A view from the outside: the land of nine day wonders
Kingston Technical High School administrators place a framed photo of the Yetanya Francis inside the Wildman Street Pentecostal Tabernacle as the school held a remembrance service for its late student in September.
With Karyl Walker
Jamaica is truly the land of nine day wonders.
Back in August, Jamaicans at home and abroad were up in arms when news broke of the ghastly murder of 14-year-old Yetanya Francis in the hot bed community of Arnett Gardens; they were beside themselves with rage and, all round, calls rang out for her killer/killers to be brought to justice.
Now, barely two months later, Yetanya’s frightening demise seems to have become a distant memory in our minds. She is just another statistic. Another one of the many children who were crushed like cockroaches under the boot heels of callous, bloodthirsty criminals who wreak havoc on our nation and have the law-abiding among us cowering in fear.
It is a fact that the sweet life that bubbled within Yetanya has not been the only one to have been mercilessly ripped away from as far back as one can remember. Jamaicans have become so drunk on incidents such as these that it is easy to live in false pretense by trying to forget and move on with our own existence, all the while hoping and praying that the next victim is not us or our loved ones.
But it is an indictment against us as a nation if heinous crimes such as these become just another unsolved crime. As a nation with a majority of decent, law-abiding citizens, the strong demand must be made of those in authority - those who claim our taxes and remittances that are vital to the country’s well-being - to do their job and ensure that justice is brought to bear for those who have been wronged by the deviants among us.
Will it be that the media, the police and, most importantly, the community of Arnett Gardens just allow this one to slide?
The media, of which I consider myself proudly a part of, should keep the spotlight shining on this and other cases which have rocked us for a moment and now are seemingly being treated as just statistic. After all, we are the ones who keep the pressure on those who have been mandated with securing the nation, whether it be the law enforcement officers, the elected representatives or those who know the truth behind this gruesome crime but choose to stay silent.
It is startling to me that one can reside thousands of miles outside of the island and get word that it is common knowledge that a relative of an influential community member is highly suspected by residents as the perpetrator of this crime. Surely the police must have gotten wind of this? Why then have we not even heard that a person of interest has been named for this crime or that an arrest has been made?
For a young child to have been abducted, possibly raped, killed and her remains burnt in the same community in which she resided and nothing to be done about it even on an investigative level, speaks volumes to how Jamaica has neglected the safety and security of its richest resource – the people.
Many who read this column will react by thinking that Yetanya has not been the only child to have been slaughtered by criminals, so why place the focus on her? The fact is that there has never been a sustained call for justice for too many of the country’s citizens whose precious lives have been snuffed out, leaving their loved ones scarred for life. This can no longer be the case. We have to start somewhere.

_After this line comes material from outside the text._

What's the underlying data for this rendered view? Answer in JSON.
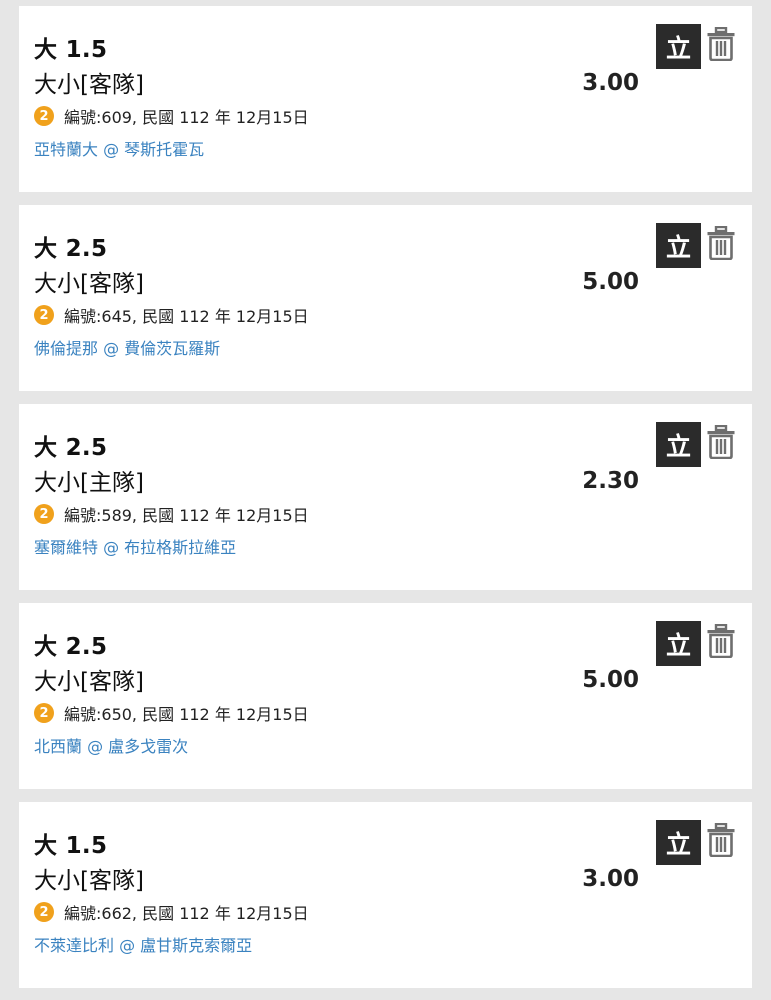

Policing is not an ordinary job. It is a chosen profession. It takes a special breed of human being to enroll in law enforcement and take the job seriously. It is by no means an easy road to trod, especially in a violent society such as Jamaica. However those who have enlisted in the constabulary and have no criminal motive behind that move, must up their game and display the type of steadfast focus on serving, protecting and reassuring the vulnerable among us. For too long the criminal element, who are the minority, have held the country at bay.
We need justice for Yetanya and all the other victims of crime whose assailants have yet to be brought to book. It is the first step in bringing back the land of Jamaica from the bloody abyss of murderous despair and into which it has sunken.
That is my view from the outside.
Karyl Walker is a multi-award-winning journalist who has worked for Loop Jamaica, the Jamaica Observer, the RJR Communications Group and Nationwide Radio among other media entities. He now resides in South Florida.